Some citizens are no strangers to the baton's end of police brutality, but it's rare for another cop to be the recipient of it. Yet that's exactly what Larry Jackson, a six-year veteran assigned to the 110th Precinct, says happened to him last weekend. "To get my butt beat like that was unnecessary...I'm shocked, angry and disappointed," he told the Daily News.

Jackson called police when a gunman menaced guests at his daughter's birthday party in Queens. His wife, who talked to police on the phone, identified her husband as a cop; when they arrived, the gunman had already left, but a fight broke out anyway. Jackson said cops hit at least six family members and friends with batons. The 6-foot-3, 300-pound Jackson claims he was treated like the criminal, and suffered a broken right hand and multiple bruises from kicks and billy-club blows.
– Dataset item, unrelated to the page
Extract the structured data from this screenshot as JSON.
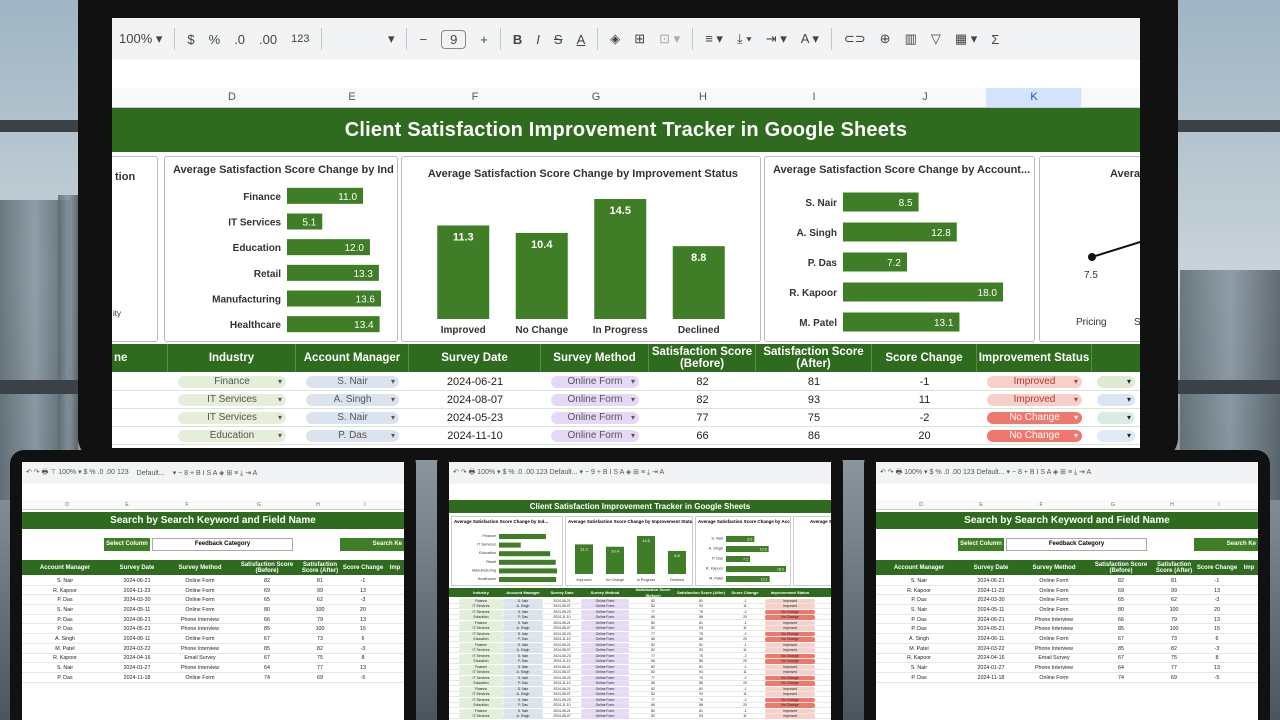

Jackson, who was wearing an apron with the slogan "I'm the chef and I'm awesome" on it at the time, was knocked down at one point and fell on his 82-year-old mother-in-law, who briefly lost consciousness. "I'm covering my face and getting hit everywhere. Then somebody pepper sprayed me," he said. Jackson believes the excessive force by the cops, who were white, might have been racially motivated: "They didn't treat me like a house-owner calling for help...Everyone who lives in the 113th Precinct is not a perp." (The 113th includes St. Albans, Hollis, Springfield Gardens, South Ozone Park, South Jamaica, Addisleigh Park and Locust Manor.) Police Commissioner Raymond Kelly said Jackson "was injured as a result of a dispute at the party."